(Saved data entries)
= Beginning of Section =
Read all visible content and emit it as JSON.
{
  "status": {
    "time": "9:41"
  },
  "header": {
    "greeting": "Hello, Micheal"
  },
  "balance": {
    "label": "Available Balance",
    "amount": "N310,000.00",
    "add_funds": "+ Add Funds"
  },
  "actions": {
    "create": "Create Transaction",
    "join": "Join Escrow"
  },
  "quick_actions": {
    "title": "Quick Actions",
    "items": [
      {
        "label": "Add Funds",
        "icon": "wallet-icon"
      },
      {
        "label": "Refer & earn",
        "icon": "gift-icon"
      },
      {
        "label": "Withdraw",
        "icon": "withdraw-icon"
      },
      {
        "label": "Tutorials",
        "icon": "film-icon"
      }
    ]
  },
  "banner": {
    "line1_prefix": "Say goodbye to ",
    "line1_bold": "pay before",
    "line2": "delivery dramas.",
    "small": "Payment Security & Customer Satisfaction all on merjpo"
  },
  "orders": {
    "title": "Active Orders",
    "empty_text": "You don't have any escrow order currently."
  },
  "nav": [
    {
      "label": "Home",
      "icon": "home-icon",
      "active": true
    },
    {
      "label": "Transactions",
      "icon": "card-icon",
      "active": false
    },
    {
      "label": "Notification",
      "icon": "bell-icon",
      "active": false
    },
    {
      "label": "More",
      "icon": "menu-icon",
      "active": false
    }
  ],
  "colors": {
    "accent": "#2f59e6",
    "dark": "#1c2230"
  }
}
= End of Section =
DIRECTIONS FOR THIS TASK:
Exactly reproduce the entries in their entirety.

YOUR RESPONSE:
Read all visible content and emit it as JSON.
{
  "status": {
    "time": "9:41"
  },
  "header": {
    "greeting": "Hello, Micheal"
  },
  "balance": {
    "label": "Available Balance",
    "amount": "N310,000.00",
    "add_funds": "+ Add Funds"
  },
  "actions": {
    "create": "Create Transaction",
    "join": "Join Escrow"
  },
  "quick_actions": {
    "title": "Quick Actions",
    "items": [
      {
        "label": "Add Funds",
        "icon": "wallet-icon"
      },
      {
        "label": "Refer & earn",
        "icon": "gift-icon"
      },
      {
        "label": "Withdraw",
        "icon": "withdraw-icon"
      },
      {
        "label": "Tutorials",
        "icon": "film-icon"
      }
    ]
  },
  "banner": {
    "line1_prefix": "Say goodbye to ",
    "line1_bold": "pay before",
    "line2": "delivery dramas.",
    "small": "Payment Security & Customer Satisfaction all on merjpo"
  },
  "orders": {
    "title": "Active Orders",
    "empty_text": "You don't have any escrow order currently."
  },
  "nav": [
    {
      "label": "Home",
      "icon": "home-icon",
      "active": true
    },
    {
      "label": "Transactions",
      "icon": "card-icon",
      "active": false
    },
    {
      "label": "Notification",
      "icon": "bell-icon",
      "active": false
    },
    {
      "label": "More",
      "icon": "menu-icon",
      "active": false
    }
  ],
  "colors": {
    "accent": "#2f59e6",
    "dark": "#1c2230"
  }
}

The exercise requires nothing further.